LONDON (Reuters) - Ashtead Group (AHT.L) is reaping the rewards of an efficiency drive and a shift by builders towards renting equipment, which helped it to defy a volatile construction market with impressive full-year numbers on Thursday.
The British company, which hires out diggers and tools on short-term contracts, reported profit and revenue up 87 percent and 20 percent respectively, prompting an upgrade to its profit forecast for the coming year.
Ashtead has upped its forecasts at every announcement for the past seven quarters despite construction markets on both sides of the Atlantic only now starting to recover from a spectacular bust that began in 2007.
Chief Executive Geoff Drabble attributed the success to cuts made early in the recession and investment in customer service thereafter, allowing the company to win market share.
“Without any great fancy initiatives per se, we’ve just become a lot more efficient and, bizarrely, the recession was the making of us,” he said. “Out of necessity we saw what we could do, it changed people’s mindset.”
Ashtead’s performance belies the American Rental Association’s prediction for 6.9 percent industry revenue growth in 2013.
Drabble said the sector’s recovery remains volatile in the United States, which accounts for 95 percent of Ashtead’s operating profit, but added that residential markets had picked up and that he expects more private non-residential activity next year and government spending in the following two years.
In Britain, where Ashtead is more reliant on big companies such as Balfour Beatty (BALF.L) for its work, Drabble is less upbeat.
”It’s still pretty tough out there. There’s great work in London and there’s not much work going on anywhere else,“ he said. ”Government expenditure remains depressed and, more importantly, unclear in terms of direction.
“There are, periodically, great sound bites about investing in infrastructure. I’ve yet to see anything come out of those soundbites.”
There are, however, small signs that housebuilding has started to recover, partly because of government schemes such as Help to Buy and Funding for Lending.
British construction output in April showed the smallest annual fall in almost 18 months, raising hopes that the sector might contribute to economic growth in the second quarter.
Despite the apparent gloom, Ashtead isn’t looking to expand in emerging markets, such as those in Latin America or the Middle East, any time soon.

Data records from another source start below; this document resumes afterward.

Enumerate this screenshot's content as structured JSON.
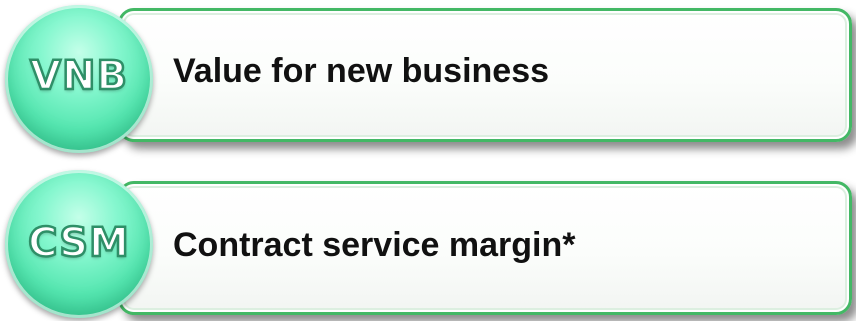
{
  "items": [
    {
      "badge": "VNB",
      "label": "Value for new business"
    },
    {
      "badge": "CSM",
      "label": "Contract service margin*"
    }
  ],
  "colors": {
    "card_border": "#43b865",
    "badge_fill": "#55e6b0",
    "badge_outline": "#2e8f67",
    "text": "#111111"
  }
}
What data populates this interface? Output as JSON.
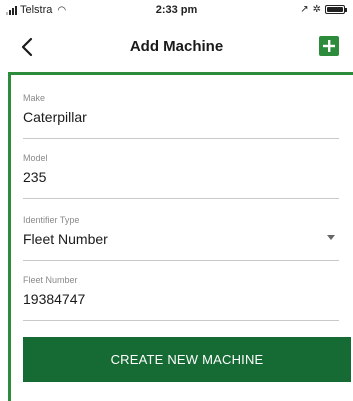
{
  "status_bar": {
    "carrier": "Telstra",
    "time": "2:33 pm",
    "icons": [
      "signal-icon",
      "wifi-icon",
      "location-icon",
      "bluetooth-icon",
      "battery-icon"
    ]
  },
  "nav": {
    "title": "Add Machine",
    "back_icon": "chevron-left-icon",
    "add_icon": "plus-icon"
  },
  "form": {
    "make": {
      "label": "Make",
      "value": "Caterpillar"
    },
    "model": {
      "label": "Model",
      "value": "235"
    },
    "identifier_type": {
      "label": "Identifier Type",
      "value": "Fleet Number"
    },
    "fleet_number": {
      "label": "Fleet Number",
      "value": "19384747"
    },
    "submit_label": "CREATE NEW MACHINE"
  },
  "colors": {
    "accent": "#2c8c3c",
    "button": "#166a34"
  }
}
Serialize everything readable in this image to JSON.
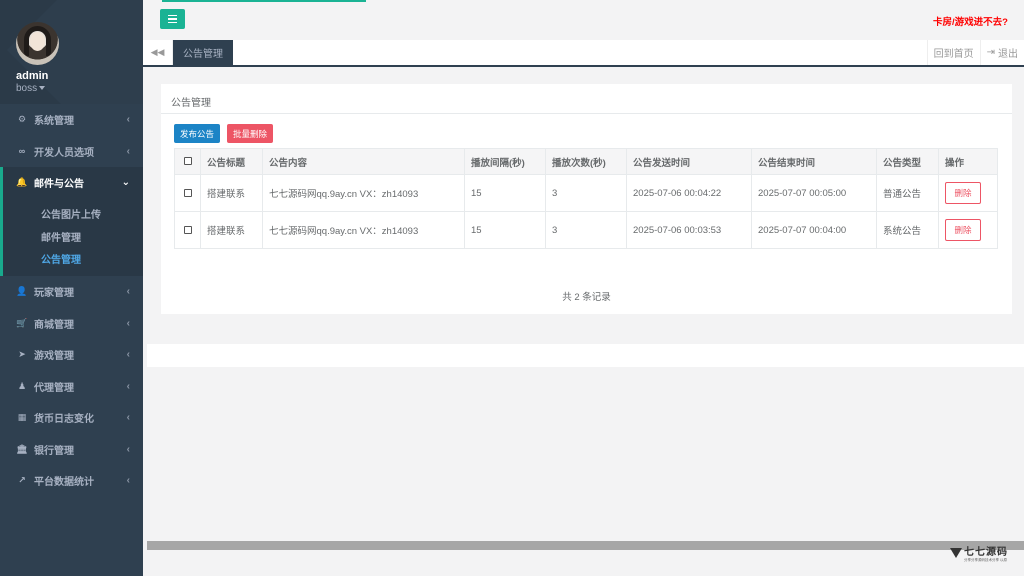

“The problem with the developing markets is that we give people relatively expensive bits of equipment for relatively little money and we presume we’ll get them back,” Drabble said.
“Do we cast a wistful eye periodically at other geographies? Yes, we do, but I don’t think anything is imminent.”
Analysts seem to have faith in his strategy. In a Thomson Reuters poll of 15 analysts, only one rated Ashtead a “hold”, with none giving a “sell” rating.
The company’s shares, which were the fourth-highest FTSE 250 riser in the past 12 months, were up 4.9 percent by 7:16 a.m. ET.
Editing by Neil Maidment and David Goodman